#### Exercise brief
Please keep the images out and set down the data exactly as given.

#### Data provided
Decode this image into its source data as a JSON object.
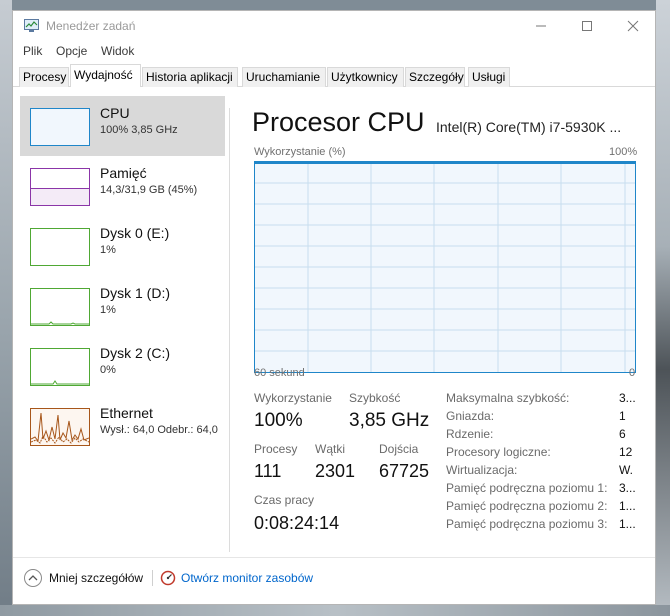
{
  "window": {
    "title": "Menedżer zadań"
  },
  "menu": [
    "Plik",
    "Opcje",
    "Widok"
  ],
  "tabs": [
    "Procesy",
    "Wydajność",
    "Historia aplikacji",
    "Uruchamianie",
    "Użytkownicy",
    "Szczegóły",
    "Usługi"
  ],
  "active_tab": "Wydajność",
  "sidebar": {
    "items": [
      {
        "title": "CPU",
        "subtitle": "100% 3,85 GHz",
        "color": "#1f86c9",
        "active": true
      },
      {
        "title": "Pamięć",
        "subtitle": "14,3/31,9 GB (45%)",
        "color": "#8b35a8"
      },
      {
        "title": "Dysk 0 (E:)",
        "subtitle": "1%",
        "color": "#4fa834"
      },
      {
        "title": "Dysk 1 (D:)",
        "subtitle": "1%",
        "color": "#4fa834"
      },
      {
        "title": "Dysk 2 (C:)",
        "subtitle": "0%",
        "color": "#4fa834"
      },
      {
        "title": "Ethernet",
        "subtitle": "Wysł.: 64,0  Odebr.: 64,0",
        "color": "#a7561a"
      }
    ]
  },
  "main": {
    "title": "Procesor CPU",
    "model": "Intel(R) Core(TM) i7-5930K ...",
    "graph": {
      "label": "Wykorzystanie (%)",
      "max_label": "100%",
      "time_label": "60 sekund",
      "min_label": "0",
      "usage_percent": 100
    },
    "stats": {
      "utilization_label": "Wykorzystanie",
      "utilization": "100%",
      "speed_label": "Szybkość",
      "speed": "3,85 GHz",
      "processes_label": "Procesy",
      "processes": "111",
      "threads_label": "Wątki",
      "threads": "2301",
      "handles_label": "Dojścia",
      "handles": "67725",
      "uptime_label": "Czas pracy",
      "uptime": "0:08:24:14"
    },
    "details": [
      {
        "key": "Maksymalna szybkość:",
        "value": "3..."
      },
      {
        "key": "Gniazda:",
        "value": "1"
      },
      {
        "key": "Rdzenie:",
        "value": "6"
      },
      {
        "key": "Procesory logiczne:",
        "value": "12"
      },
      {
        "key": "Wirtualizacja:",
        "value": "W."
      },
      {
        "key": "Pamięć podręczna poziomu 1:",
        "value": "3..."
      },
      {
        "key": "Pamięć podręczna poziomu 2:",
        "value": "1..."
      },
      {
        "key": "Pamięć podręczna poziomu 3:",
        "value": "1..."
      }
    ]
  },
  "footer": {
    "fewer_details": "Mniej szczegółów",
    "open_monitor": "Otwórz monitor zasobów",
    "link_color": "#0066cc"
  }
}
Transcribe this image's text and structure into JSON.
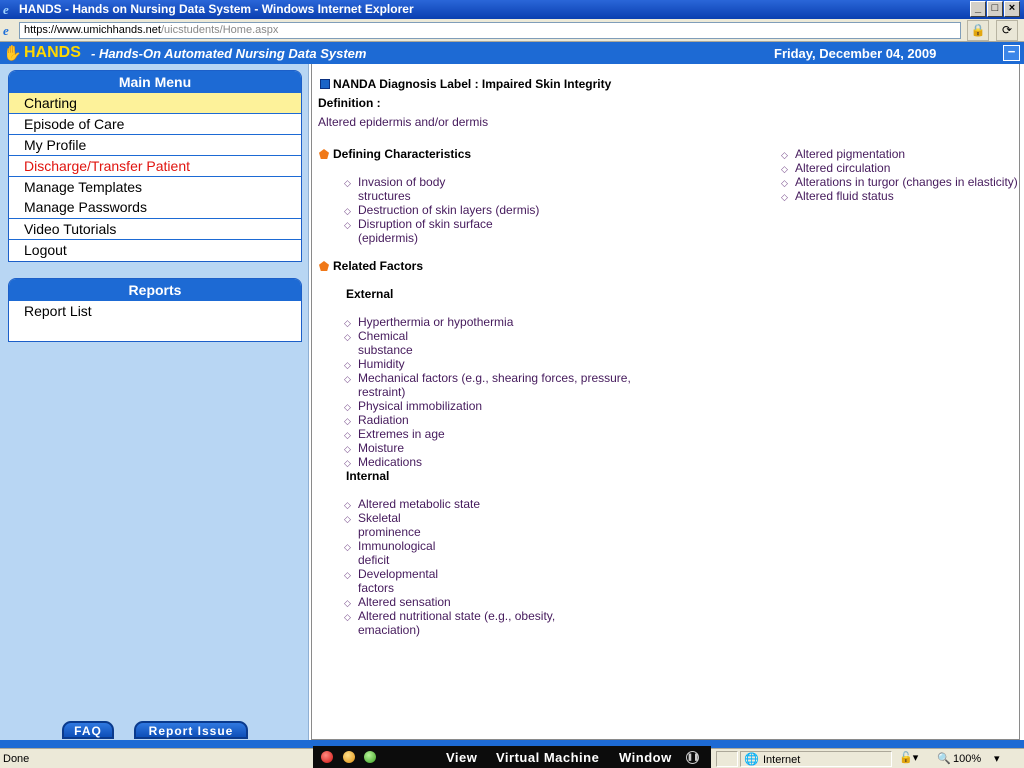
{
  "window": {
    "title": "HANDS - Hands on Nursing Data System - Windows Internet Explorer",
    "url_prefix": "https://",
    "url_domain": "www.umichhands.net",
    "url_path": "/uicstudents/Home.aspx"
  },
  "header": {
    "brand": "HANDS",
    "subtitle": "- Hands-On Automated Nursing Data System",
    "date": "Friday, December 04, 2009"
  },
  "main_menu": {
    "title": "Main Menu",
    "items": [
      {
        "label": "Charting"
      },
      {
        "label": "Episode of Care"
      },
      {
        "label": "My Profile"
      },
      {
        "label": "Discharge/Transfer Patient"
      },
      {
        "label": "Manage Templates"
      },
      {
        "label": "Manage Passwords"
      },
      {
        "label": "Video Tutorials"
      },
      {
        "label": "Logout"
      }
    ]
  },
  "reports": {
    "title": "Reports",
    "items": [
      {
        "label": "Report List"
      }
    ]
  },
  "footer_buttons": {
    "faq": "FAQ",
    "report_issue": "Report Issue"
  },
  "diagnosis": {
    "label": "NANDA Diagnosis Label : Impaired Skin Integrity",
    "definition_heading": "Definition :",
    "definition": "Altered epidermis and/or dermis",
    "defining_heading": "Defining Characteristics",
    "defining_left": [
      [
        "Invasion of body",
        "structures"
      ],
      [
        "Destruction of skin layers (dermis)"
      ],
      [
        "Disruption of skin surface",
        "(epidermis)"
      ]
    ],
    "defining_right": [
      "Altered pigmentation",
      "Altered circulation",
      "Alterations in turgor (changes in elasticity)",
      "Altered fluid status"
    ],
    "related_heading": "Related Factors",
    "external_heading": "External",
    "external": [
      [
        "Hyperthermia or hypothermia"
      ],
      [
        "Chemical",
        "substance"
      ],
      [
        "Humidity"
      ],
      [
        "Mechanical factors (e.g., shearing forces, pressure,",
        "restraint)"
      ],
      [
        "Physical immobilization"
      ],
      [
        "Radiation"
      ],
      [
        "Extremes in age"
      ],
      [
        "Moisture"
      ],
      [
        "Medications"
      ]
    ],
    "internal_heading": "Internal",
    "internal": [
      [
        "Altered metabolic state"
      ],
      [
        "Skeletal",
        "prominence"
      ],
      [
        "Immunological",
        "deficit"
      ],
      [
        "Developmental",
        "factors"
      ],
      [
        "Altered sensation"
      ],
      [
        "Altered nutritional state (e.g., obesity,",
        "emaciation)"
      ]
    ]
  },
  "statusbar": {
    "status": "Done",
    "zone": "Internet",
    "zoom": "100%"
  },
  "vm_bar": {
    "items": [
      "View",
      "Virtual Machine",
      "Window"
    ]
  }
}
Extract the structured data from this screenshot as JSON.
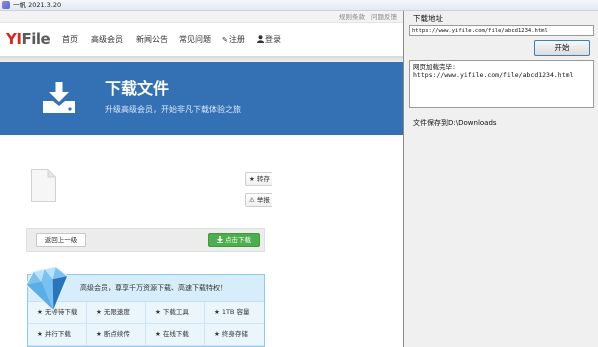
{
  "window": {
    "title": "一帆 2021.3.20",
    "icon": "app-icon"
  },
  "browser": {
    "top_links": [
      "规则条款",
      "问题反馈"
    ],
    "logo": {
      "accent": "YI",
      "rest": "File"
    },
    "nav": [
      {
        "label": "首页"
      },
      {
        "label": "高级会员"
      },
      {
        "label": "新闻公告"
      },
      {
        "label": "常见问题"
      },
      {
        "label": "注册",
        "icon": "pencil-icon"
      },
      {
        "label": "登录",
        "icon": "user-icon"
      }
    ],
    "banner": {
      "icon": "download-tray-icon",
      "title": "下载文件",
      "subtitle": "升级高级会员，开始非凡下载体验之旅"
    },
    "file": {
      "icon": "file-icon",
      "actions": [
        {
          "label": "转存",
          "icon": "star-icon"
        },
        {
          "label": "举报",
          "icon": "warning-icon"
        }
      ]
    },
    "action_bar": {
      "back_label": "返回上一级",
      "download_label": "点击下载",
      "download_icon": "download-icon"
    },
    "vip": {
      "badge_icon": "diamond-icon",
      "headline": "高级会员，尊享千万资源下载、高速下载特权！",
      "features": [
        "无等待下载",
        "无限速度",
        "下载工具",
        "1TB 容量",
        "并行下载",
        "断点续传",
        "在线下载",
        "终身存储"
      ]
    }
  },
  "panel": {
    "url_label": "下载地址",
    "url_value": "https://www.yifile.com/file/abcd1234.html",
    "start_label": "开始",
    "log": [
      "网页加载完毕:",
      "https://www.yifile.com/file/abcd1234.html"
    ],
    "save_path": "文件保存到D:\\Downloads"
  },
  "colors": {
    "brand_red": "#d9261c",
    "banner_blue": "#3471b4",
    "download_green": "#4cae4c",
    "vip_border": "#8ec9ee",
    "vip_bg": "#eaf5fc"
  }
}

#### Output below
Decode this image into its source data as a JSON object.
{
  "window": {
    "title": "Menedżer zadań"
  },
  "menu": [
    "Plik",
    "Opcje",
    "Widok"
  ],
  "tabs": [
    "Procesy",
    "Wydajność",
    "Historia aplikacji",
    "Uruchamianie",
    "Użytkownicy",
    "Szczegóły",
    "Usługi"
  ],
  "active_tab": "Wydajność",
  "sidebar": {
    "items": [
      {
        "title": "CPU",
        "subtitle": "100% 3,85 GHz",
        "color": "#1f86c9",
        "active": true
      },
      {
        "title": "Pamięć",
        "subtitle": "14,3/31,9 GB (45%)",
        "color": "#8b35a8"
      },
      {
        "title": "Dysk 0 (E:)",
        "subtitle": "1%",
        "color": "#4fa834"
      },
      {
        "title": "Dysk 1 (D:)",
        "subtitle": "1%",
        "color": "#4fa834"
      },
      {
        "title": "Dysk 2 (C:)",
        "subtitle": "0%",
        "color": "#4fa834"
      },
      {
        "title": "Ethernet",
        "subtitle": "Wysł.: 64,0  Odebr.: 64,0",
        "color": "#a7561a"
      }
    ]
  },
  "main": {
    "title": "Procesor CPU",
    "model": "Intel(R) Core(TM) i7-5930K ...",
    "graph": {
      "label": "Wykorzystanie (%)",
      "max_label": "100%",
      "time_label": "60 sekund",
      "min_label": "0",
      "usage_percent": 100
    },
    "stats": {
      "utilization_label": "Wykorzystanie",
      "utilization": "100%",
      "speed_label": "Szybkość",
      "speed": "3,85 GHz",
      "processes_label": "Procesy",
      "processes": "111",
      "threads_label": "Wątki",
      "threads": "2301",
      "handles_label": "Dojścia",
      "handles": "67725",
      "uptime_label": "Czas pracy",
      "uptime": "0:08:24:14"
    },
    "details": [
      {
        "key": "Maksymalna szybkość:",
        "value": "3..."
      },
      {
        "key": "Gniazda:",
        "value": "1"
      },
      {
        "key": "Rdzenie:",
        "value": "6"
      },
      {
        "key": "Procesory logiczne:",
        "value": "12"
      },
      {
        "key": "Wirtualizacja:",
        "value": "W."
      },
      {
        "key": "Pamięć podręczna poziomu 1:",
        "value": "3..."
      },
      {
        "key": "Pamięć podręczna poziomu 2:",
        "value": "1..."
      },
      {
        "key": "Pamięć podręczna poziomu 3:",
        "value": "1..."
      }
    ]
  },
  "footer": {
    "fewer_details": "Mniej szczegółów",
    "open_monitor": "Otwórz monitor zasobów",
    "link_color": "#0066cc"
  }
}
Transcribe this image's text and structure into JSON.
{
  "window": {
    "title": "HANDS - Hands on Nursing Data System - Windows Internet Explorer",
    "url_prefix": "https://",
    "url_domain": "www.umichhands.net",
    "url_path": "/uicstudents/Home.aspx"
  },
  "header": {
    "brand": "HANDS",
    "subtitle": "- Hands-On Automated Nursing Data System",
    "date": "Friday, December 04, 2009"
  },
  "main_menu": {
    "title": "Main Menu",
    "items": [
      {
        "label": "Charting"
      },
      {
        "label": "Episode of Care"
      },
      {
        "label": "My Profile"
      },
      {
        "label": "Discharge/Transfer Patient"
      },
      {
        "label": "Manage Templates"
      },
      {
        "label": "Manage Passwords"
      },
      {
        "label": "Video Tutorials"
      },
      {
        "label": "Logout"
      }
    ]
  },
  "reports": {
    "title": "Reports",
    "items": [
      {
        "label": "Report List"
      }
    ]
  },
  "footer_buttons": {
    "faq": "FAQ",
    "report_issue": "Report Issue"
  },
  "diagnosis": {
    "label": "NANDA Diagnosis Label : Impaired Skin Integrity",
    "definition_heading": "Definition :",
    "definition": "Altered epidermis and/or dermis",
    "defining_heading": "Defining Characteristics",
    "defining_left": [
      [
        "Invasion of body",
        "structures"
      ],
      [
        "Destruction of skin layers (dermis)"
      ],
      [
        "Disruption of skin surface",
        "(epidermis)"
      ]
    ],
    "defining_right": [
      "Altered pigmentation",
      "Altered circulation",
      "Alterations in turgor (changes in elasticity)",
      "Altered fluid status"
    ],
    "related_heading": "Related Factors",
    "external_heading": "External",
    "external": [
      [
        "Hyperthermia or hypothermia"
      ],
      [
        "Chemical",
        "substance"
      ],
      [
        "Humidity"
      ],
      [
        "Mechanical factors (e.g., shearing forces, pressure,",
        "restraint)"
      ],
      [
        "Physical immobilization"
      ],
      [
        "Radiation"
      ],
      [
        "Extremes in age"
      ],
      [
        "Moisture"
      ],
      [
        "Medications"
      ]
    ],
    "internal_heading": "Internal",
    "internal": [
      [
        "Altered metabolic state"
      ],
      [
        "Skeletal",
        "prominence"
      ],
      [
        "Immunological",
        "deficit"
      ],
      [
        "Developmental",
        "factors"
      ],
      [
        "Altered sensation"
      ],
      [
        "Altered nutritional state (e.g., obesity,",
        "emaciation)"
      ]
    ]
  },
  "statusbar": {
    "status": "Done",
    "zone": "Internet",
    "zoom": "100%"
  },
  "vm_bar": {
    "items": [
      "View",
      "Virtual Machine",
      "Window"
    ]
  }
}
Extract the structured data from this screenshot as JSON.
{
  "window": {
    "title": "一帆 2021.3.20",
    "icon": "app-icon"
  },
  "browser": {
    "top_links": [
      "规则条款",
      "问题反馈"
    ],
    "logo": {
      "accent": "YI",
      "rest": "File"
    },
    "nav": [
      {
        "label": "首页"
      },
      {
        "label": "高级会员"
      },
      {
        "label": "新闻公告"
      },
      {
        "label": "常见问题"
      },
      {
        "label": "注册",
        "icon": "pencil-icon"
      },
      {
        "label": "登录",
        "icon": "user-icon"
      }
    ],
    "banner": {
      "icon": "download-tray-icon",
      "title": "下载文件",
      "subtitle": "升级高级会员，开始非凡下载体验之旅"
    },
    "file": {
      "icon": "file-icon",
      "actions": [
        {
          "label": "转存",
          "icon": "star-icon"
        },
        {
          "label": "举报",
          "icon": "warning-icon"
        }
      ]
    },
    "action_bar": {
      "back_label": "返回上一级",
      "download_label": "点击下载",
      "download_icon": "download-icon"
    },
    "vip": {
      "badge_icon": "diamond-icon",
      "headline": "高级会员，尊享千万资源下载、高速下载特权！",
      "features": [
        "无等待下载",
        "无限速度",
        "下载工具",
        "1TB 容量",
        "并行下载",
        "断点续传",
        "在线下载",
        "终身存储"
      ]
    }
  },
  "panel": {
    "url_label": "下载地址",
    "url_value": "https://www.yifile.com/file/abcd1234.html",
    "start_label": "开始",
    "log": [
      "网页加载完毕:",
      "https://www.yifile.com/file/abcd1234.html"
    ],
    "save_path": "文件保存到D:\\Downloads"
  },
  "colors": {
    "brand_red": "#d9261c",
    "banner_blue": "#3471b4",
    "download_green": "#4cae4c",
    "vip_border": "#8ec9ee",
    "vip_bg": "#eaf5fc"
  }
}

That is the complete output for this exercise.